- _YOUR INSTRUCTIONS_: For every line that contains the string "JSON", pull that line out of the material below.

── RECORDS FOR THIS EXERCISE

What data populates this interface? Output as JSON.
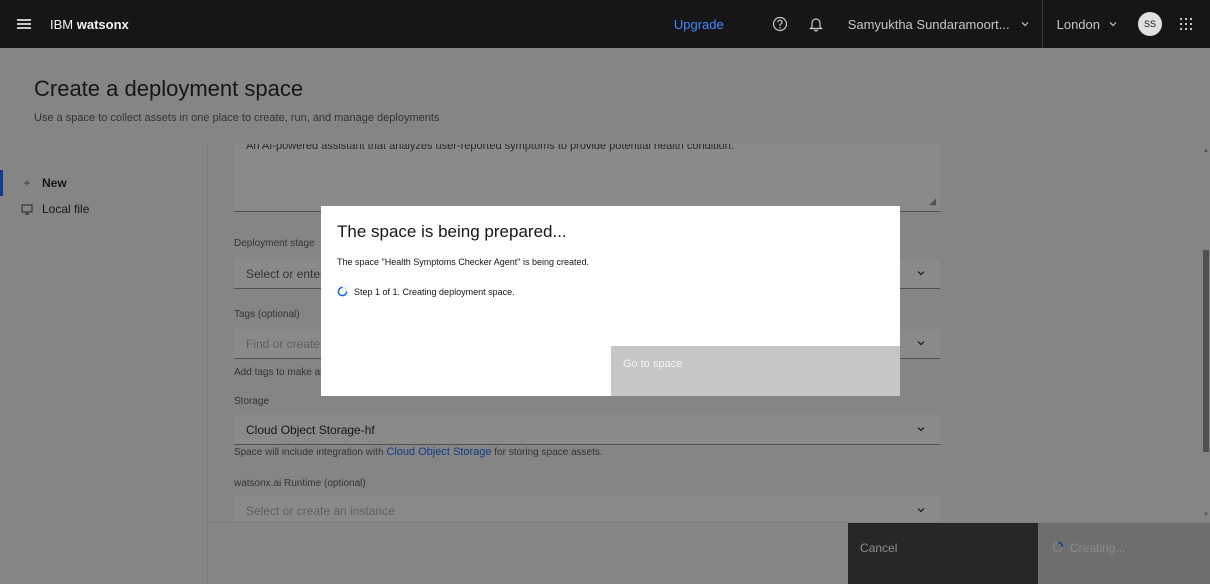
{
  "topbar": {
    "brand_prefix": "IBM",
    "brand_name": "watsonx",
    "upgrade": "Upgrade",
    "user_name": "Samyuktha Sundaramoort...",
    "region": "London",
    "avatar_initials": "SS"
  },
  "header": {
    "title": "Create a deployment space",
    "subtitle": "Use a space to collect assets in one place to create, run, and manage deployments"
  },
  "nav": {
    "items": [
      {
        "label": "New",
        "icon": "plus-icon"
      },
      {
        "label": "Local file",
        "icon": "computer-icon"
      }
    ]
  },
  "form": {
    "description_value": "An AI-powered assistant that analyzes user-reported symptoms to provide potential health condition.",
    "deployment_stage_label": "Deployment stage",
    "deployment_stage_placeholder": "Select or enter",
    "tags_label": "Tags (optional)",
    "tags_placeholder": "Find or create",
    "tags_helper": "Add tags to make as",
    "storage_label": "Storage",
    "storage_value": "Cloud Object Storage-hf",
    "storage_helper_prefix": "Space will include integration with",
    "storage_helper_link": "Cloud Object Storage",
    "storage_helper_suffix": "for storing space assets.",
    "runtime_label": "watsonx.ai Runtime (optional)",
    "runtime_placeholder": "Select or create an instance"
  },
  "footer": {
    "cancel": "Cancel",
    "creating": "Creating..."
  },
  "modal": {
    "title": "The space is being prepared...",
    "text": "The space \"Health Symptoms Checker Agent\" is being created.",
    "step": "Step 1 of 1. Creating deployment space.",
    "go_button": "Go to space"
  },
  "colors": {
    "topbar_bg": "#161616",
    "accent": "#0f62fe",
    "upgrade": "#4589ff"
  }
}
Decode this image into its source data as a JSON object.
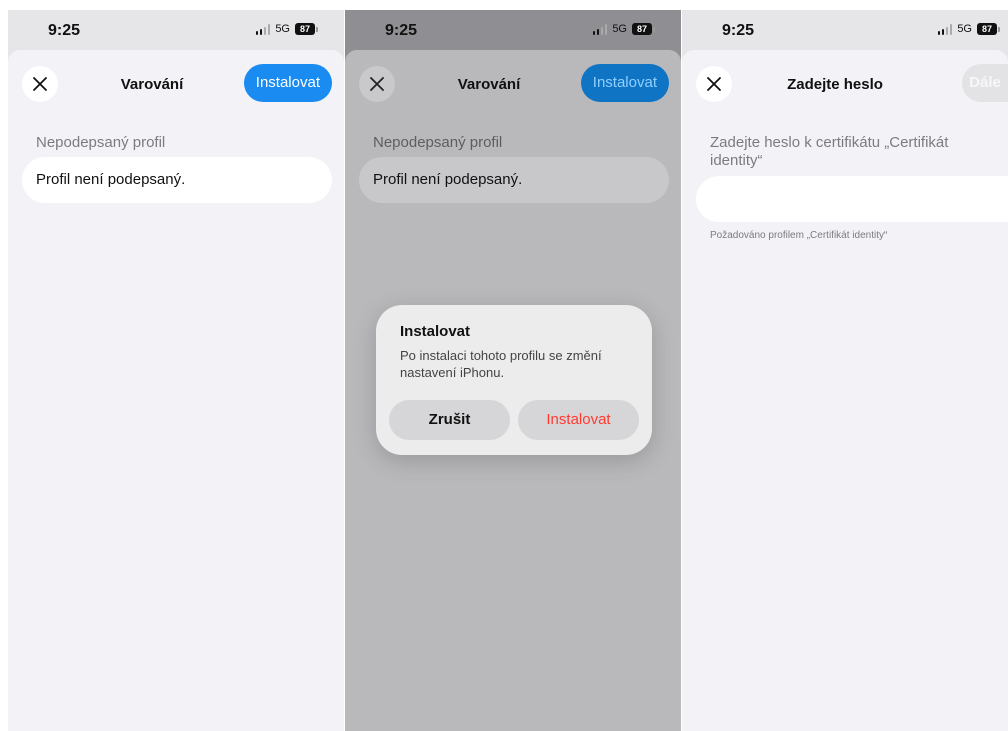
{
  "status_bar": {
    "time": "9:25",
    "network": "5G",
    "battery": "87"
  },
  "screen1": {
    "nav_title": "Varování",
    "install_label": "Instalovat",
    "section_header": "Nepodepsaný profil",
    "cell_text": "Profil není podepsaný."
  },
  "screen2": {
    "nav_title": "Varování",
    "install_label": "Instalovat",
    "section_header": "Nepodepsaný profil",
    "cell_text": "Profil není podepsaný.",
    "alert": {
      "title": "Instalovat",
      "message": "Po instalaci tohoto profilu se změní nastavení iPhonu.",
      "cancel_label": "Zrušit",
      "confirm_label": "Instalovat"
    }
  },
  "screen3": {
    "nav_title": "Zadejte heslo",
    "next_label": "Dále",
    "prompt": "Zadejte heslo k certifikátu „Certifikát identity“",
    "password_value": "",
    "footer": "Požadováno profilem „Certifikát identity“"
  },
  "colors": {
    "accent": "#1a8bf0",
    "destructive": "#ff3b30",
    "background": "#f2f2f7"
  },
  "icons": {
    "close": "close-icon",
    "signal": "signal-icon",
    "battery": "battery-icon"
  }
}
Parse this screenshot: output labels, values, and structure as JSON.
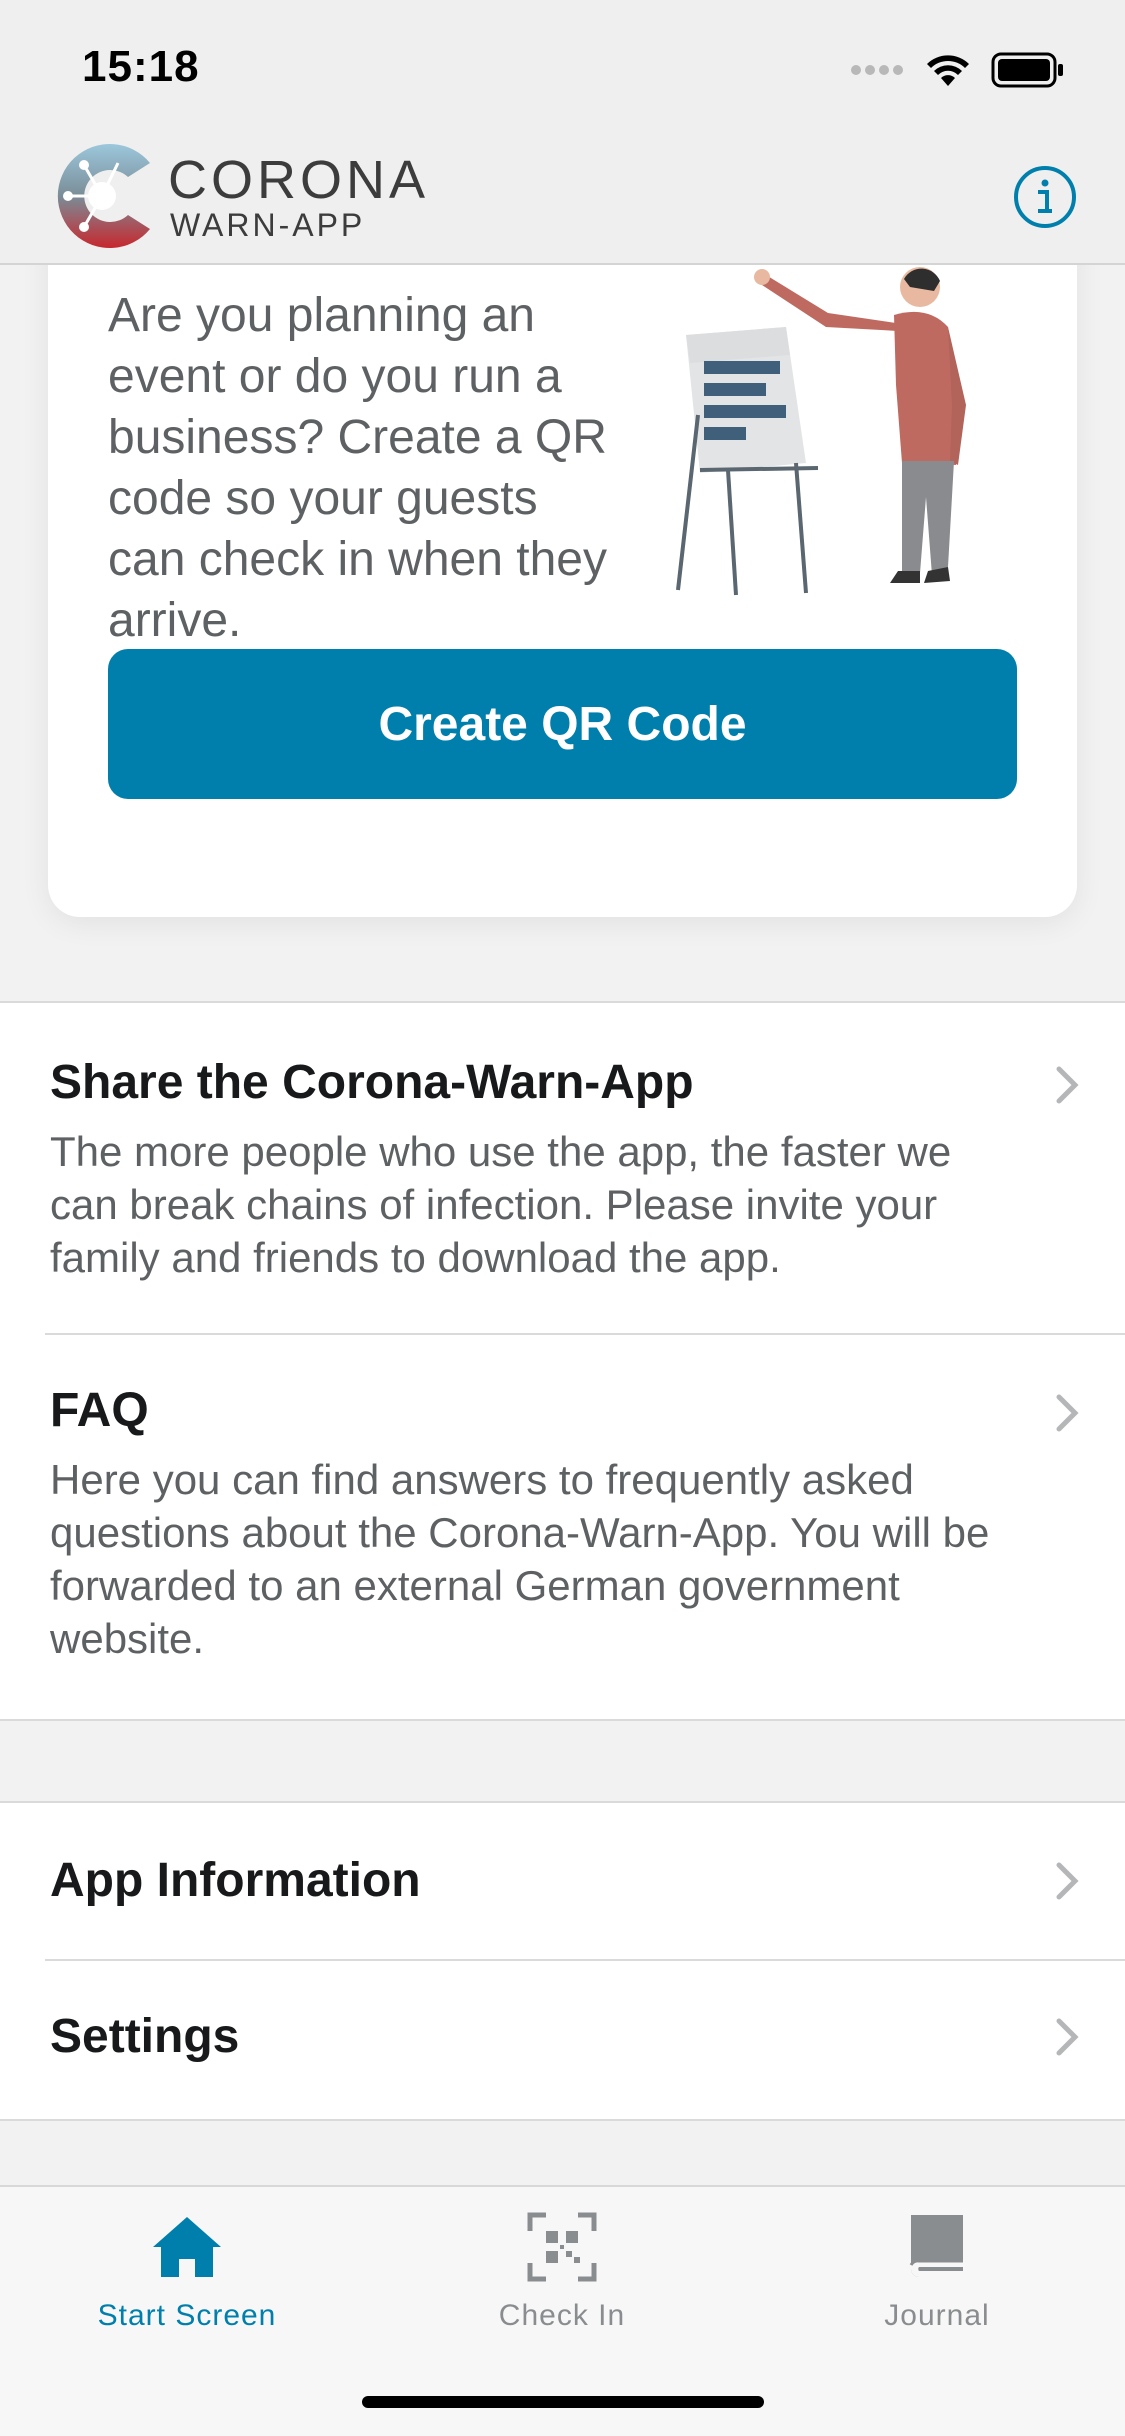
{
  "status_bar": {
    "time": "15:18"
  },
  "header": {
    "logo_line1": "CORONA",
    "logo_line2": "WARN-APP"
  },
  "event_card": {
    "text": "Are you planning an event or do you run a business? Create a QR code so your guests can check in when they arrive.",
    "button_label": "Create QR Code"
  },
  "menu": {
    "share": {
      "title": "Share the Corona-Warn-App",
      "description": "The more people who use the app, the faster we can break chains of infection. Please invite your family and friends to download the app."
    },
    "faq": {
      "title": "FAQ",
      "description": "Here you can find answers to frequently asked questions about the Corona-Warn-App. You will be forwarded to an external German government website."
    },
    "app_info": {
      "title": "App Information"
    },
    "settings": {
      "title": "Settings"
    }
  },
  "tabs": [
    {
      "label": "Start Screen",
      "icon": "home-icon",
      "active": true
    },
    {
      "label": "Check In",
      "icon": "qr-scan-icon",
      "active": false
    },
    {
      "label": "Journal",
      "icon": "book-icon",
      "active": false
    }
  ],
  "colors": {
    "accent": "#007fad",
    "text_primary": "#17191a",
    "text_secondary": "#5e6163",
    "tab_inactive": "#8a8d8f"
  }
}
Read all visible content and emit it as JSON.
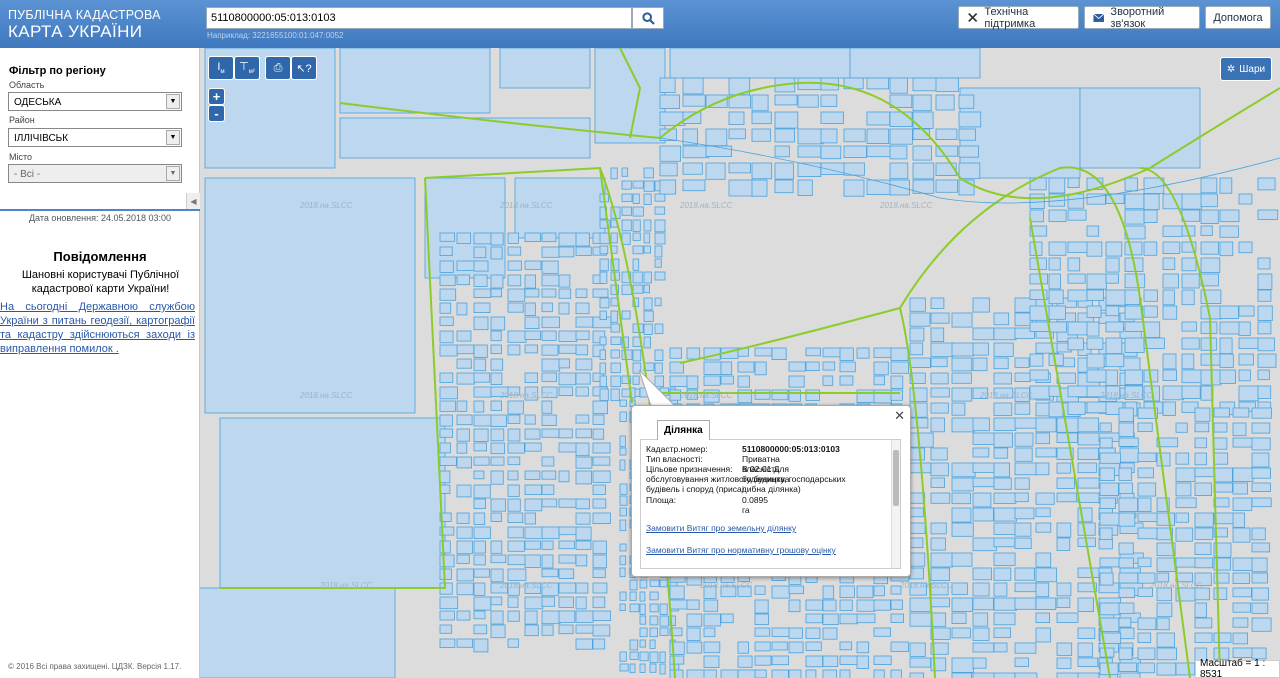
{
  "header": {
    "logo_line1": "ПУБЛІЧНА КАДАСТРОВА",
    "logo_line2": "КАРТА УКРАЇНИ",
    "search_value": "5110800000:05:013:0103",
    "search_example": "Наприклад: 3221655100:01:047:0052",
    "buttons": {
      "support": "Технічна підтримка",
      "feedback": "Зворотний зв'язок",
      "help": "Допомога"
    }
  },
  "sidebar": {
    "filter_title": "Фільтр по регіону",
    "region_label": "Область",
    "region_value": "ОДЕСЬКА",
    "district_label": "Район",
    "district_value": "ІЛЛІЧІВСЬК",
    "city_label": "Місто",
    "city_value": "- Всі -",
    "update_date": "Дата оновлення: 24.05.2018 03:00",
    "notice_title": "Повідомлення",
    "notice_text": "Шановні користувачі Публічної кадастрової карти України!",
    "notice_link": "На сьогодні Державною службою України з питань геодезії, картографії та кадастру здійснюються заходи із виправлення помилок .",
    "copyright": "© 2016 Всі права захищені. ЦДЗК. Версія 1.17."
  },
  "map": {
    "layers_label": "Шари",
    "zoom_in": "+",
    "zoom_out": "-",
    "scale": "Масштаб = 1 : 8531",
    "watermark": "2018.на.SLCC",
    "popup": {
      "tab": "Ділянка",
      "rows": [
        {
          "key": "Кадастр.номер:",
          "value": "5110800000:05:013:0103"
        },
        {
          "key": "Тип власності:",
          "value": "Приватна власність"
        },
        {
          "key": "Цільове призначення:",
          "value": "В 02.01 Для будівництва і"
        },
        {
          "key": "",
          "value": "обслуговування житлового будинку, господарських"
        },
        {
          "key": "",
          "value": "будівель і споруд (присадибна ділянка)"
        },
        {
          "key": "Площа:",
          "value": "0.0895 га"
        }
      ],
      "link1": "Замовити Витяг про земельну ділянку",
      "link2": "Замовити Витяг про нормативну грошову оцінку"
    }
  },
  "colors": {
    "parcel_fill": "#bcd7ee",
    "parcel_stroke": "#4aa2dc",
    "boundary": "#8ccc2a",
    "header": "#4a84c8"
  }
}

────

- _ANSWER TO THE PROBLEM_:
What data populates this interface? Output as JSON.
Decode this image into its source data as a JSON object.
Parse this screenshot: output labels, values, and structure as JSON.
Read all visible content and emit it as JSON.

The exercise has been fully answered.